● TASK DIRECTIONS
Which lines of the records below contain the word "true"? Copy each of them out.

───── MATERIALS PROVIDED

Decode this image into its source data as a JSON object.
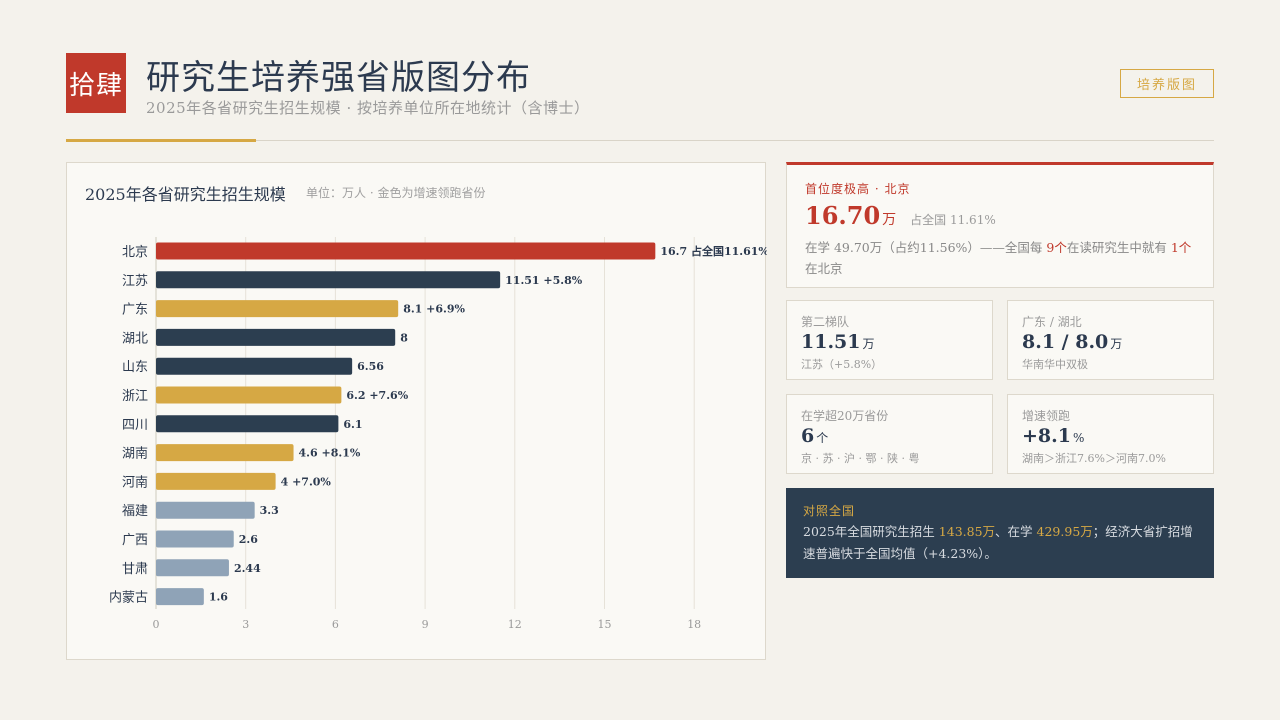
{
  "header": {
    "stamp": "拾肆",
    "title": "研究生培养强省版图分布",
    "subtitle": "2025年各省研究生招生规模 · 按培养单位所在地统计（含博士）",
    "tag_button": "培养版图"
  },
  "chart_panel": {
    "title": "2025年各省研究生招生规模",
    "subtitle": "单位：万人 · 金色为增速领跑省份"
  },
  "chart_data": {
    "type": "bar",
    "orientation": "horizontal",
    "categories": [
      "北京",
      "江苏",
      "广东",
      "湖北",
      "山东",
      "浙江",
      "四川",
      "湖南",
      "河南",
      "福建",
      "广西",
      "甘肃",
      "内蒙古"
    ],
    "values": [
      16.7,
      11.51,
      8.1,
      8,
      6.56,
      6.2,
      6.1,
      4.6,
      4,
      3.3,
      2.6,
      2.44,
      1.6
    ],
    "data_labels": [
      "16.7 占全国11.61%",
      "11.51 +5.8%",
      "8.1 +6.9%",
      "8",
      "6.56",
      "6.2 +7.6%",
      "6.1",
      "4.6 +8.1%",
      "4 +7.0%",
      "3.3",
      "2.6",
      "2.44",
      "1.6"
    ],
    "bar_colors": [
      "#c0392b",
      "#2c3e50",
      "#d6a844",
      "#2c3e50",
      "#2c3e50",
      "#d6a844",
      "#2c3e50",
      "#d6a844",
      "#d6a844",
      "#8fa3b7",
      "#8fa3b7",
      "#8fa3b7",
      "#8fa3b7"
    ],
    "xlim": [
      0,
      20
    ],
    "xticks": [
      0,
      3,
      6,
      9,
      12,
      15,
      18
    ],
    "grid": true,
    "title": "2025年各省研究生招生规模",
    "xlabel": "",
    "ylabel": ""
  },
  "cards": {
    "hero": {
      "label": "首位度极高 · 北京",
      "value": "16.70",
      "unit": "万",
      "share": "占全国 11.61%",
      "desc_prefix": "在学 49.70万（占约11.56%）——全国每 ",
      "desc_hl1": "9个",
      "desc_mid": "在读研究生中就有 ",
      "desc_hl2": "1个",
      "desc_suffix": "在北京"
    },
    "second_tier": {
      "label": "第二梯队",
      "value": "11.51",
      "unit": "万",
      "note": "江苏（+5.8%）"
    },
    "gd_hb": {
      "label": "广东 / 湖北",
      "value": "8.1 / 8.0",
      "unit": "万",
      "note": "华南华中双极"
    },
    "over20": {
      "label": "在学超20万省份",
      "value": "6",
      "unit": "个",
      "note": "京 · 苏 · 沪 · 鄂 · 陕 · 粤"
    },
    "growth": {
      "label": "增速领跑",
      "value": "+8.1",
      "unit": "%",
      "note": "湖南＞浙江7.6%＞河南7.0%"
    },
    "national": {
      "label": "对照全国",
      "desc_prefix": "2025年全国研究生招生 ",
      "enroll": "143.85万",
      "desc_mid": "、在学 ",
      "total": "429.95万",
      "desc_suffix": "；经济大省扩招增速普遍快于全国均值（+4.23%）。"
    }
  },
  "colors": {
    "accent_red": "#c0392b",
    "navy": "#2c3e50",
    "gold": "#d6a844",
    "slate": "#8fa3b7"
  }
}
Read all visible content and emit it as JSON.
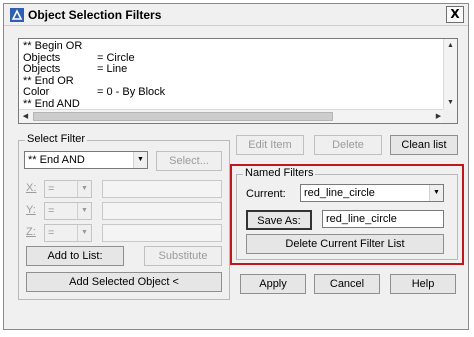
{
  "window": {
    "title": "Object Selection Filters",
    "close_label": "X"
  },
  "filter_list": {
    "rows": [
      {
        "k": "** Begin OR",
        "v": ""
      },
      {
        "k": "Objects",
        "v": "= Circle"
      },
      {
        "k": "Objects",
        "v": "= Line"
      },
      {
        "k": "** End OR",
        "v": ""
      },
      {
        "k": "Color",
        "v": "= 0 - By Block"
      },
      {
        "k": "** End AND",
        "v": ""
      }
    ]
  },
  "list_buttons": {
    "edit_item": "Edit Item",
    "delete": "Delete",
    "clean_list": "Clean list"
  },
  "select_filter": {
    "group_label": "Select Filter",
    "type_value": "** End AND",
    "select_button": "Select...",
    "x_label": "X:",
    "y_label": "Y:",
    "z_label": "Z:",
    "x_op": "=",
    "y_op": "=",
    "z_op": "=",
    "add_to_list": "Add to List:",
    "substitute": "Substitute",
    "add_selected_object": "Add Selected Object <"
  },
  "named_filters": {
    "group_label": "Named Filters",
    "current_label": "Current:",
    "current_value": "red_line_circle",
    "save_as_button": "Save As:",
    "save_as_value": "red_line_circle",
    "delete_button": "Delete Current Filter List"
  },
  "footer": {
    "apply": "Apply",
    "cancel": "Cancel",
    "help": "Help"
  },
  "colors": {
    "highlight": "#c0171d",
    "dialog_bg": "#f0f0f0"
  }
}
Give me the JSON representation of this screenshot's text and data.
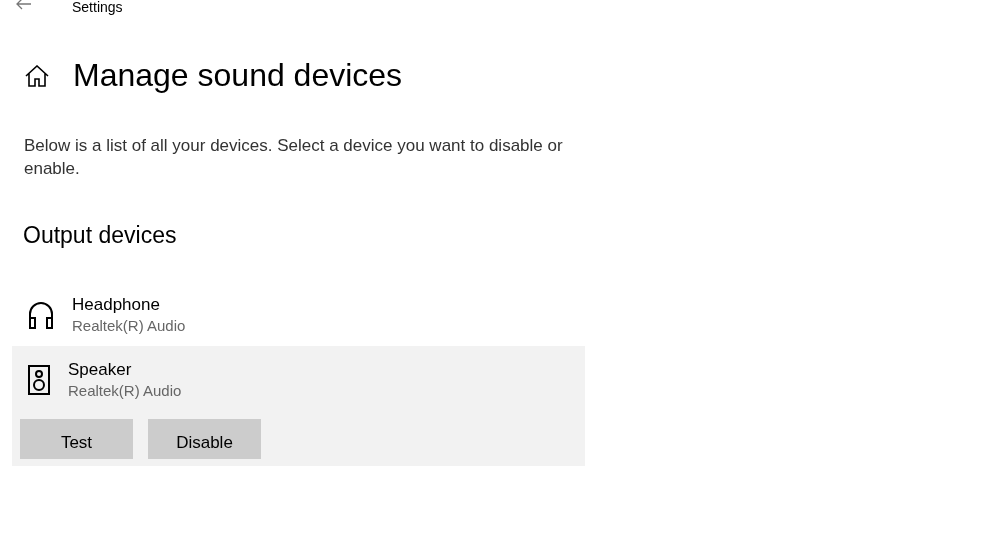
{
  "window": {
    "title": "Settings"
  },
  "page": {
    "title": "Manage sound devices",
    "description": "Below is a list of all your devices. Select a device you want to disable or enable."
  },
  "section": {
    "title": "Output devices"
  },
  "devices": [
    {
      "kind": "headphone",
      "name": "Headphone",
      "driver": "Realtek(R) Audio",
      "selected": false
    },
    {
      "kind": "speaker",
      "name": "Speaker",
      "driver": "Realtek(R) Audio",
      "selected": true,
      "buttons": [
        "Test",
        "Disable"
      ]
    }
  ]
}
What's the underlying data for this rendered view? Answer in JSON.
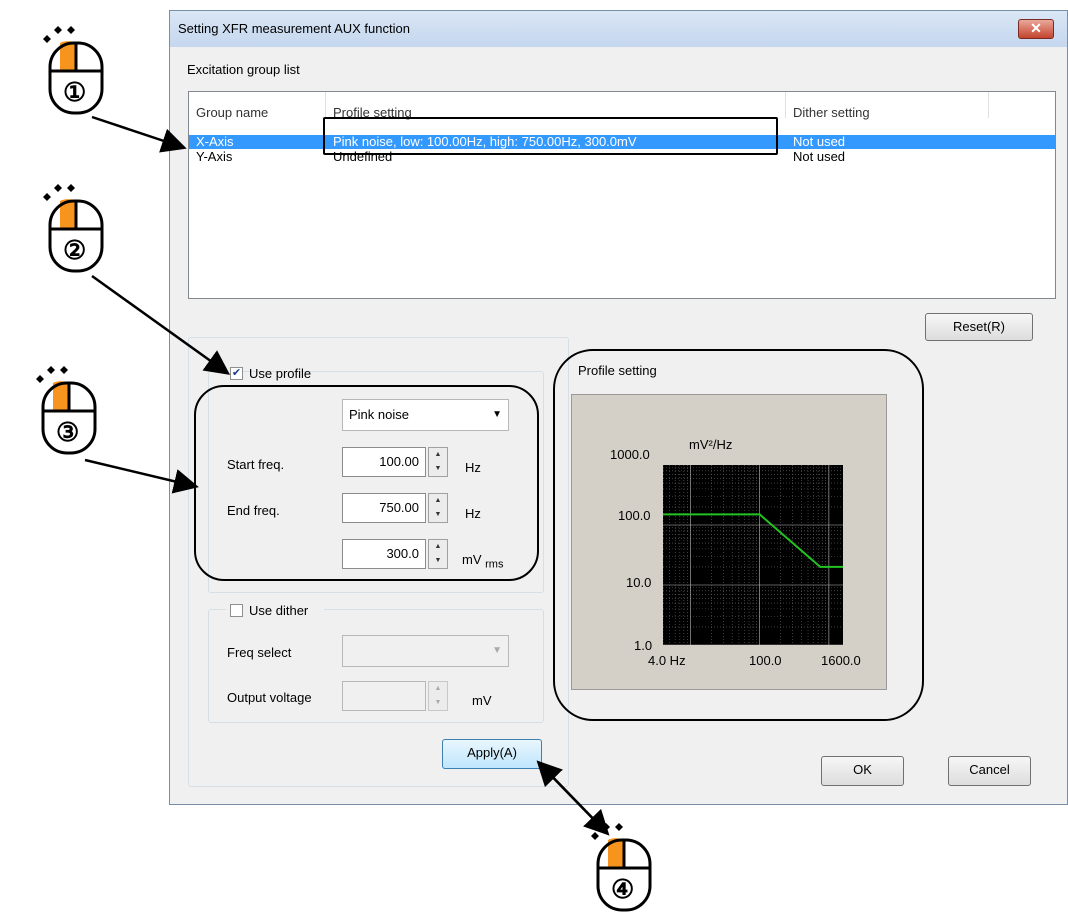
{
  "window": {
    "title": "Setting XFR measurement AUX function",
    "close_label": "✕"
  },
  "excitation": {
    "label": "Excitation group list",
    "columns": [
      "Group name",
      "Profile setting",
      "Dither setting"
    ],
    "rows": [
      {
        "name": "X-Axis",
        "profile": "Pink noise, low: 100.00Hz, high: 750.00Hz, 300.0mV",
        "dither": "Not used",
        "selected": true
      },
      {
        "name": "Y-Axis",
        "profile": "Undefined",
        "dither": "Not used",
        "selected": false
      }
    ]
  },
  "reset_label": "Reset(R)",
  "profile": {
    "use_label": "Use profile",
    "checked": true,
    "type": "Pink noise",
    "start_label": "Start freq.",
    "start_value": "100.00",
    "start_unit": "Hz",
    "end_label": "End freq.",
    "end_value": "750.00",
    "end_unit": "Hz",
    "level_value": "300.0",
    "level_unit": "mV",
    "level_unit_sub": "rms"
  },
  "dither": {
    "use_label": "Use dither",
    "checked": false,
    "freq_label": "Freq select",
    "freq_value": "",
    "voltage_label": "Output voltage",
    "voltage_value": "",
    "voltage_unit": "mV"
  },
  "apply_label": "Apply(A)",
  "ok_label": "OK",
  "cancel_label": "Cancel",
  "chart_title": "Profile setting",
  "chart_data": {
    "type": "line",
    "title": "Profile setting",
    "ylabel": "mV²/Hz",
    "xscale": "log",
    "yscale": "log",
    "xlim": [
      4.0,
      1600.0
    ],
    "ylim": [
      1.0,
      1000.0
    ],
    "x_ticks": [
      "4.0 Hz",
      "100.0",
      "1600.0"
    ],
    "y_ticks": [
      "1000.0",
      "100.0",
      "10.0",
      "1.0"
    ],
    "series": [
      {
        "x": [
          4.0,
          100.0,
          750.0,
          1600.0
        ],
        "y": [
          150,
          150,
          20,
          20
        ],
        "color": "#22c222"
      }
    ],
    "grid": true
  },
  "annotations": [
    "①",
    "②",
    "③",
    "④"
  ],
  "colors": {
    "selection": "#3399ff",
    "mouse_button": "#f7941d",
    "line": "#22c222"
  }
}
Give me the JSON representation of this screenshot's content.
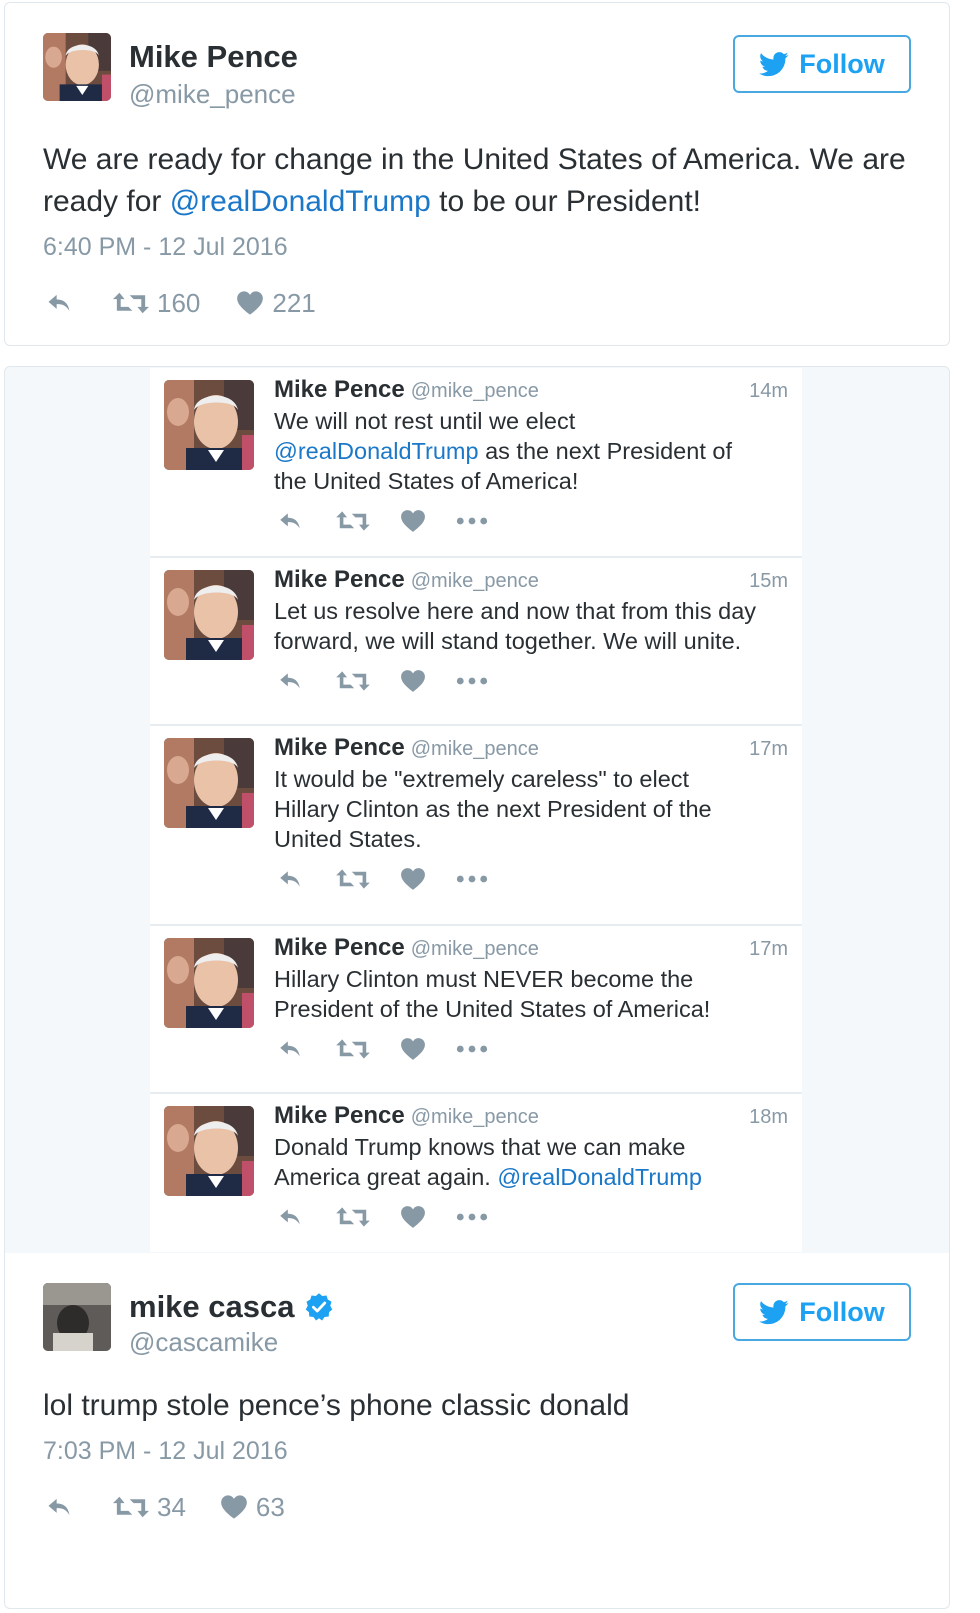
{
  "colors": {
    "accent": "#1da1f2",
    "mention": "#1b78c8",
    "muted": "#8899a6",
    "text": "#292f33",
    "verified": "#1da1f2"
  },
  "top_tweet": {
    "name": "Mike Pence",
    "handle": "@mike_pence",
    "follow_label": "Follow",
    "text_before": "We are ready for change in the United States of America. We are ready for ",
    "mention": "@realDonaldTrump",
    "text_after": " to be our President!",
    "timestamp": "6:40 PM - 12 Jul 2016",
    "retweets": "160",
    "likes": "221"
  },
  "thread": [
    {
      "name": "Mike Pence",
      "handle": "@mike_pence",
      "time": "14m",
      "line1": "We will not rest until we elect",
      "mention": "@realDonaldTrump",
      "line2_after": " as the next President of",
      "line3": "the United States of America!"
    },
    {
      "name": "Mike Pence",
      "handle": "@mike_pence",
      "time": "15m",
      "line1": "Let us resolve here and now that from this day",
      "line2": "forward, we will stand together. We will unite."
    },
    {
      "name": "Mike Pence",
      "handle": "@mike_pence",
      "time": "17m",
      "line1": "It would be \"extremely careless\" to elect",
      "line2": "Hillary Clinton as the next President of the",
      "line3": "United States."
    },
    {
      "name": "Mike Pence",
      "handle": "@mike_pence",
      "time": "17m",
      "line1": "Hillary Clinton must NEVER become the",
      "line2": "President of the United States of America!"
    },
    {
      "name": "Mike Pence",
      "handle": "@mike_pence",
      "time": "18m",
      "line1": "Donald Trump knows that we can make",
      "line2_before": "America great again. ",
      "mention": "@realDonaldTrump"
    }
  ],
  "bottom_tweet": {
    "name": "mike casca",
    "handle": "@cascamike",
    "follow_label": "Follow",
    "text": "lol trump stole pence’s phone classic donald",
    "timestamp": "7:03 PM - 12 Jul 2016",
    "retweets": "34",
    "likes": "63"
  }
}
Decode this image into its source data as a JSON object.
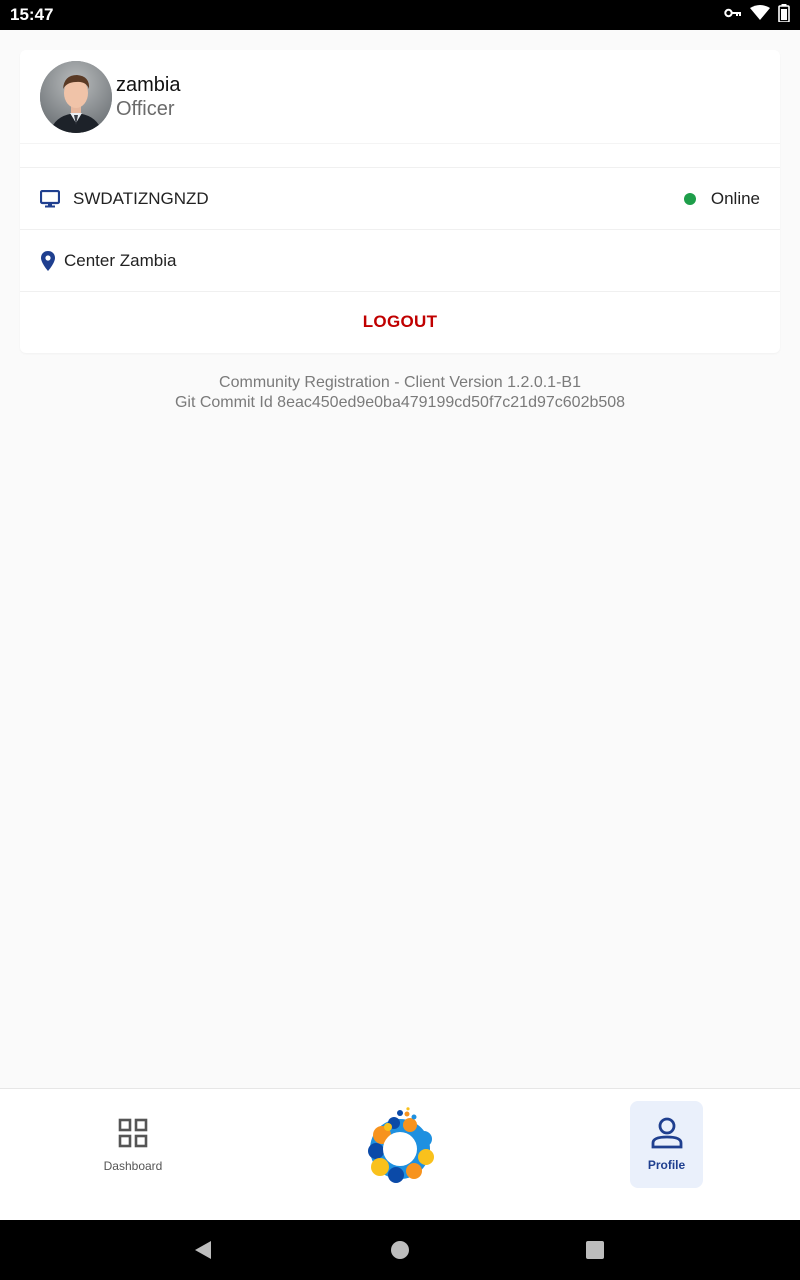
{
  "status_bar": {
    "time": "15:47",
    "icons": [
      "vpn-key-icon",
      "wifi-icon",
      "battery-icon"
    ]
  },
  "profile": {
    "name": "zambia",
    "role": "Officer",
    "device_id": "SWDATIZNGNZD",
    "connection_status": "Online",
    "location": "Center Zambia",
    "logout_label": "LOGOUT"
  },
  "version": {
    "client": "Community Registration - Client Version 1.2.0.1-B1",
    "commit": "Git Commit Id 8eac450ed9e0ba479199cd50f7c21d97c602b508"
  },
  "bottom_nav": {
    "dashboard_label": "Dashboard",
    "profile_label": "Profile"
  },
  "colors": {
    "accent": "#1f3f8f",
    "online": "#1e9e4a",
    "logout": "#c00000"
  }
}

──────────

● YOUR RESPONSE
    "grid": true,
      "selected": true,
        "selected": true
    "checked": true,
    "grid": true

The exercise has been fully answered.